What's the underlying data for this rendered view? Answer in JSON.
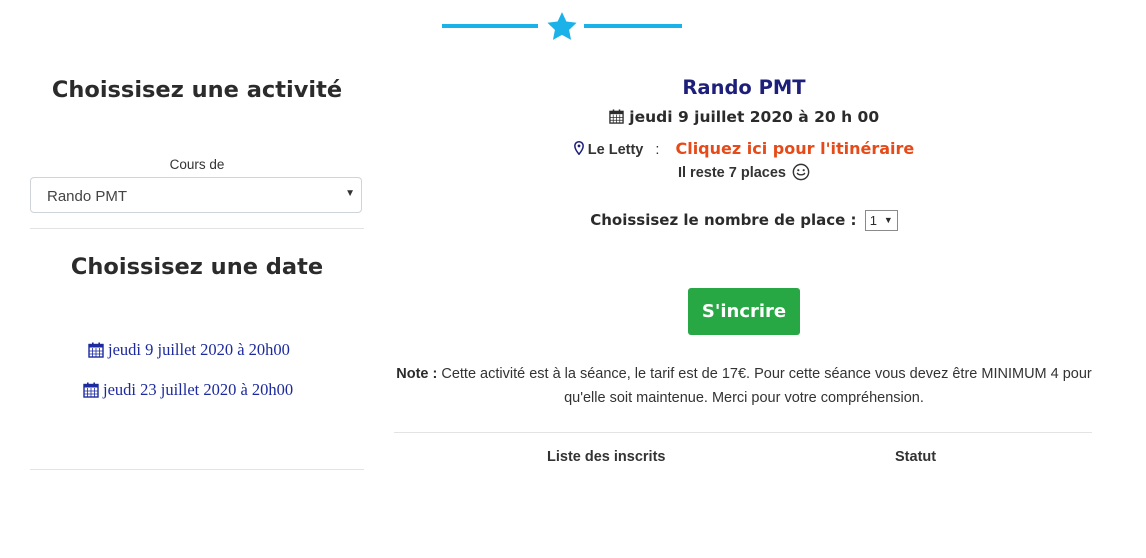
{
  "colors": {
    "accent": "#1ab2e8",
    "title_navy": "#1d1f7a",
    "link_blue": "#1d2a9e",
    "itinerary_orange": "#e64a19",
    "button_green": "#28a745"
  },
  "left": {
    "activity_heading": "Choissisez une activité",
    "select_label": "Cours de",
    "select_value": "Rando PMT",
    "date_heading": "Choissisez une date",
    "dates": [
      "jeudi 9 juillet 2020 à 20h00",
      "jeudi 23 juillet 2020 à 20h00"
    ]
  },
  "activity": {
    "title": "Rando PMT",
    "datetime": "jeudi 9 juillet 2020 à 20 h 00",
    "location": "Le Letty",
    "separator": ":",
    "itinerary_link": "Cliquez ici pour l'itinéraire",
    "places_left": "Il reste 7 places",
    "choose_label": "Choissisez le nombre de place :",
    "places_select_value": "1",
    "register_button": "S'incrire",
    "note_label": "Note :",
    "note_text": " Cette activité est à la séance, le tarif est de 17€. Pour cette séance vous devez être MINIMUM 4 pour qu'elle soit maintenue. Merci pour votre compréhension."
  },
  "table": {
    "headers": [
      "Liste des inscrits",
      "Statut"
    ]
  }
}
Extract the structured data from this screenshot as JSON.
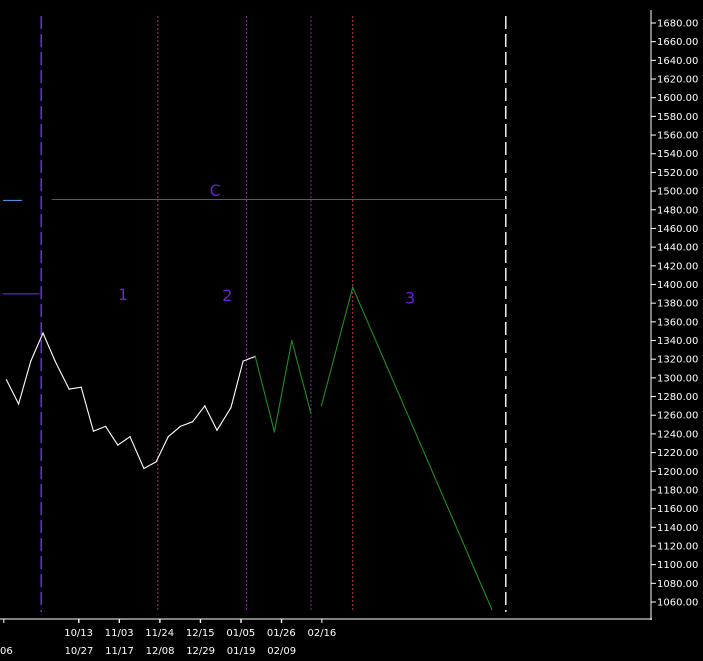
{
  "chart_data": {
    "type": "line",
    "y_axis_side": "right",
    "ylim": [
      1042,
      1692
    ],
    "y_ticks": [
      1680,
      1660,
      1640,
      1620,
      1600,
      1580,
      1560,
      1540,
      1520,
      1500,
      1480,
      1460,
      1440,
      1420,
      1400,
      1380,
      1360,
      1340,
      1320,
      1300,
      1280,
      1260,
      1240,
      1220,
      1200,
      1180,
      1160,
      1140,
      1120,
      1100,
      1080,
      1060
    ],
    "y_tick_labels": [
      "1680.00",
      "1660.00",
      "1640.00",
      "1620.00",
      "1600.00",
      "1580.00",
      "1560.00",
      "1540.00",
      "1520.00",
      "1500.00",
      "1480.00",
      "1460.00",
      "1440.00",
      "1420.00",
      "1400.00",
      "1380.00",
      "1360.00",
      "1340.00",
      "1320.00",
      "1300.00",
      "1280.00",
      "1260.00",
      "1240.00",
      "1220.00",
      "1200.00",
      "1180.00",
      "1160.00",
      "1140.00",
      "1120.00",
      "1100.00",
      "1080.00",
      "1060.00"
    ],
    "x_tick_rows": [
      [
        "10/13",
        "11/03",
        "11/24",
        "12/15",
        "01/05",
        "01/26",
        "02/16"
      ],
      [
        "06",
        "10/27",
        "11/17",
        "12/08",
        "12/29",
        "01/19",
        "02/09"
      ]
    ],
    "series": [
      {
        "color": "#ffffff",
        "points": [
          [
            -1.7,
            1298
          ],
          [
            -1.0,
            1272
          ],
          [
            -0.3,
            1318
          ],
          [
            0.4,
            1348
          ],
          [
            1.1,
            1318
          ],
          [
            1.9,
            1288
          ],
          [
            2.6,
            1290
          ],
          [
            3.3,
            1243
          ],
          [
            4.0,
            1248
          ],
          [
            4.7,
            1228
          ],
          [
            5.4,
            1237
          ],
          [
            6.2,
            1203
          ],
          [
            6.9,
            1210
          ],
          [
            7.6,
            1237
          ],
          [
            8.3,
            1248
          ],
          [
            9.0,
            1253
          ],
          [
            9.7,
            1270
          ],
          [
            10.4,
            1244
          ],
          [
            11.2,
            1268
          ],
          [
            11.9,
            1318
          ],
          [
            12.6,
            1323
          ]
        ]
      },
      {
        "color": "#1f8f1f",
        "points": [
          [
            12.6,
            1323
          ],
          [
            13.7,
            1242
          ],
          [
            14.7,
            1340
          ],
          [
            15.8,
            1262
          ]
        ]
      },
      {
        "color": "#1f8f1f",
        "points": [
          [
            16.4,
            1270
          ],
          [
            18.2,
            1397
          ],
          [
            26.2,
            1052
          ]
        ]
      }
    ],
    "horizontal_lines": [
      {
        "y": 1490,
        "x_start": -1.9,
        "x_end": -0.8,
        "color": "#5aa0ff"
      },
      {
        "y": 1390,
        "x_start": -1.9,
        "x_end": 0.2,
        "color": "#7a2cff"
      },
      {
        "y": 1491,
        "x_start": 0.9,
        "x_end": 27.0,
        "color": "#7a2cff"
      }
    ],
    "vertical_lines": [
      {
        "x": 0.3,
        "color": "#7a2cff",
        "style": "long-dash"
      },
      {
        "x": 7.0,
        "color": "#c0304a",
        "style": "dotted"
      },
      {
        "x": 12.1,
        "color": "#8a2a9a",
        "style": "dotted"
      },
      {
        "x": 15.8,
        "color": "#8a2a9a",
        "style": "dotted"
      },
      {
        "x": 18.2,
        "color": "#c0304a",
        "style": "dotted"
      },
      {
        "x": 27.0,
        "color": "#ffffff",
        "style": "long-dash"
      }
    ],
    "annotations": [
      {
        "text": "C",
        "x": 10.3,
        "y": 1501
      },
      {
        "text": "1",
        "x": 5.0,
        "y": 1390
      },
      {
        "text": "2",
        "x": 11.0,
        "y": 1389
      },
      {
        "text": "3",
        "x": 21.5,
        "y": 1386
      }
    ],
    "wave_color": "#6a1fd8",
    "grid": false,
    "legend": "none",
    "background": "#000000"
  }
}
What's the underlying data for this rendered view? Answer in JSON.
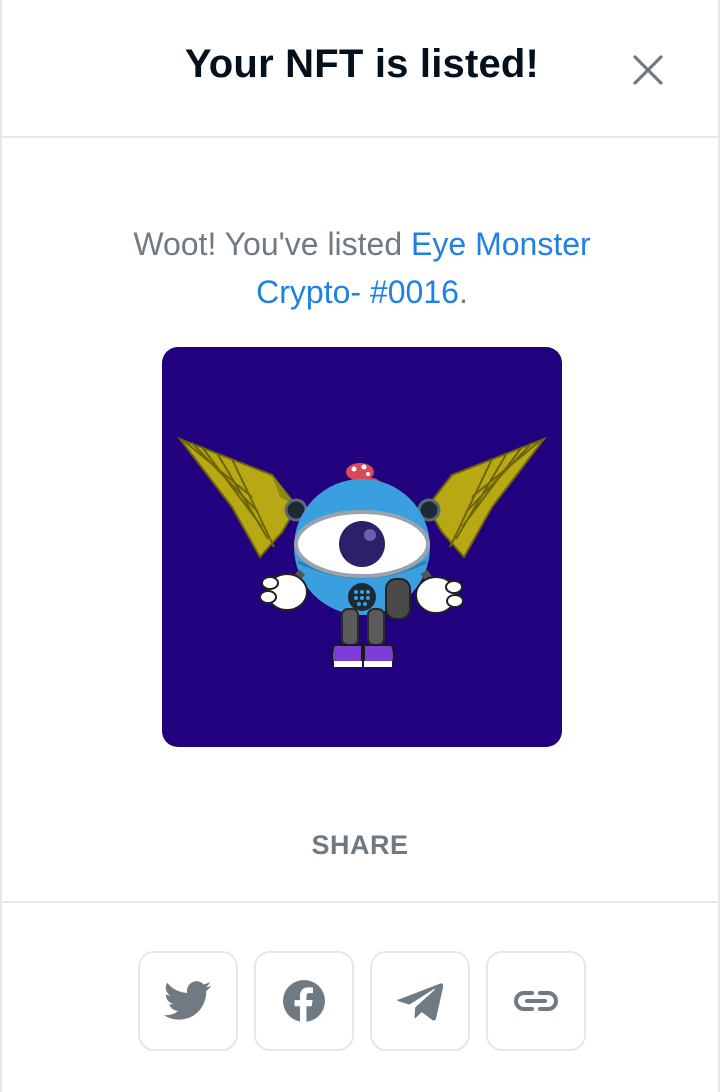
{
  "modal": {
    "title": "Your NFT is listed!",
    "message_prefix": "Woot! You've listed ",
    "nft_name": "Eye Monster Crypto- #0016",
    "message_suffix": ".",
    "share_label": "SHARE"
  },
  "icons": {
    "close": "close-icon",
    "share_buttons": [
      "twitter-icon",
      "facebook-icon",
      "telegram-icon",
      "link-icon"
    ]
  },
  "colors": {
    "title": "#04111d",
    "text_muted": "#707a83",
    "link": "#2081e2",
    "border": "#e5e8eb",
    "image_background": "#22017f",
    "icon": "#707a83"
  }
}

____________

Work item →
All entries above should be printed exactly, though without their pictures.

Exercise result →
What's the underlying data for this rendered view? Answer in JSON.
{
  "colors": {
    "accent": "#1ab2e8",
    "title_navy": "#1d1f7a",
    "link_blue": "#1d2a9e",
    "itinerary_orange": "#e64a19",
    "button_green": "#28a745"
  },
  "left": {
    "activity_heading": "Choissisez une activité",
    "select_label": "Cours de",
    "select_value": "Rando PMT",
    "date_heading": "Choissisez une date",
    "dates": [
      "jeudi 9 juillet 2020 à 20h00",
      "jeudi 23 juillet 2020 à 20h00"
    ]
  },
  "activity": {
    "title": "Rando PMT",
    "datetime": "jeudi 9 juillet 2020 à 20 h 00",
    "location": "Le Letty",
    "separator": ":",
    "itinerary_link": "Cliquez ici pour l'itinéraire",
    "places_left": "Il reste 7 places",
    "choose_label": "Choissisez le nombre de place :",
    "places_select_value": "1",
    "register_button": "S'incrire",
    "note_label": "Note :",
    "note_text": " Cette activité est à la séance, le tarif est de 17€. Pour cette séance vous devez être MINIMUM 4 pour qu'elle soit maintenue. Merci pour votre compréhension."
  },
  "table": {
    "headers": [
      "Liste des inscrits",
      "Statut"
    ]
  }
}
Extract the structured data from this screenshot as JSON.
{
  "chart_data": {
    "type": "line",
    "y_axis_side": "right",
    "ylim": [
      1042,
      1692
    ],
    "y_ticks": [
      1680,
      1660,
      1640,
      1620,
      1600,
      1580,
      1560,
      1540,
      1520,
      1500,
      1480,
      1460,
      1440,
      1420,
      1400,
      1380,
      1360,
      1340,
      1320,
      1300,
      1280,
      1260,
      1240,
      1220,
      1200,
      1180,
      1160,
      1140,
      1120,
      1100,
      1080,
      1060
    ],
    "y_tick_labels": [
      "1680.00",
      "1660.00",
      "1640.00",
      "1620.00",
      "1600.00",
      "1580.00",
      "1560.00",
      "1540.00",
      "1520.00",
      "1500.00",
      "1480.00",
      "1460.00",
      "1440.00",
      "1420.00",
      "1400.00",
      "1380.00",
      "1360.00",
      "1340.00",
      "1320.00",
      "1300.00",
      "1280.00",
      "1260.00",
      "1240.00",
      "1220.00",
      "1200.00",
      "1180.00",
      "1160.00",
      "1140.00",
      "1120.00",
      "1100.00",
      "1080.00",
      "1060.00"
    ],
    "x_tick_rows": [
      [
        "10/13",
        "11/03",
        "11/24",
        "12/15",
        "01/05",
        "01/26",
        "02/16"
      ],
      [
        "06",
        "10/27",
        "11/17",
        "12/08",
        "12/29",
        "01/19",
        "02/09"
      ]
    ],
    "series": [
      {
        "color": "#ffffff",
        "points": [
          [
            -1.7,
            1298
          ],
          [
            -1.0,
            1272
          ],
          [
            -0.3,
            1318
          ],
          [
            0.4,
            1348
          ],
          [
            1.1,
            1318
          ],
          [
            1.9,
            1288
          ],
          [
            2.6,
            1290
          ],
          [
            3.3,
            1243
          ],
          [
            4.0,
            1248
          ],
          [
            4.7,
            1228
          ],
          [
            5.4,
            1237
          ],
          [
            6.2,
            1203
          ],
          [
            6.9,
            1210
          ],
          [
            7.6,
            1237
          ],
          [
            8.3,
            1248
          ],
          [
            9.0,
            1253
          ],
          [
            9.7,
            1270
          ],
          [
            10.4,
            1244
          ],
          [
            11.2,
            1268
          ],
          [
            11.9,
            1318
          ],
          [
            12.6,
            1323
          ]
        ]
      },
      {
        "color": "#1f8f1f",
        "points": [
          [
            12.6,
            1323
          ],
          [
            13.7,
            1242
          ],
          [
            14.7,
            1340
          ],
          [
            15.8,
            1262
          ]
        ]
      },
      {
        "color": "#1f8f1f",
        "points": [
          [
            16.4,
            1270
          ],
          [
            18.2,
            1397
          ],
          [
            26.2,
            1052
          ]
        ]
      }
    ],
    "horizontal_lines": [
      {
        "y": 1490,
        "x_start": -1.9,
        "x_end": -0.8,
        "color": "#5aa0ff"
      },
      {
        "y": 1390,
        "x_start": -1.9,
        "x_end": 0.2,
        "color": "#7a2cff"
      },
      {
        "y": 1491,
        "x_start": 0.9,
        "x_end": 27.0,
        "color": "#7a2cff"
      }
    ],
    "vertical_lines": [
      {
        "x": 0.3,
        "color": "#7a2cff",
        "style": "long-dash"
      },
      {
        "x": 7.0,
        "color": "#c0304a",
        "style": "dotted"
      },
      {
        "x": 12.1,
        "color": "#8a2a9a",
        "style": "dotted"
      },
      {
        "x": 15.8,
        "color": "#8a2a9a",
        "style": "dotted"
      },
      {
        "x": 18.2,
        "color": "#c0304a",
        "style": "dotted"
      },
      {
        "x": 27.0,
        "color": "#ffffff",
        "style": "long-dash"
      }
    ],
    "annotations": [
      {
        "text": "C",
        "x": 10.3,
        "y": 1501
      },
      {
        "text": "1",
        "x": 5.0,
        "y": 1390
      },
      {
        "text": "2",
        "x": 11.0,
        "y": 1389
      },
      {
        "text": "3",
        "x": 21.5,
        "y": 1386
      }
    ],
    "wave_color": "#6a1fd8",
    "grid": false,
    "legend": "none",
    "background": "#000000"
  }
}
What's the underlying data for this rendered view? Answer in JSON.
{
  "modal": {
    "title": "Your NFT is listed!",
    "message_prefix": "Woot! You've listed ",
    "nft_name": "Eye Monster Crypto- #0016",
    "message_suffix": ".",
    "share_label": "SHARE"
  },
  "icons": {
    "close": "close-icon",
    "share_buttons": [
      "twitter-icon",
      "facebook-icon",
      "telegram-icon",
      "link-icon"
    ]
  },
  "colors": {
    "title": "#04111d",
    "text_muted": "#707a83",
    "link": "#2081e2",
    "border": "#e5e8eb",
    "image_background": "#22017f",
    "icon": "#707a83"
  }
}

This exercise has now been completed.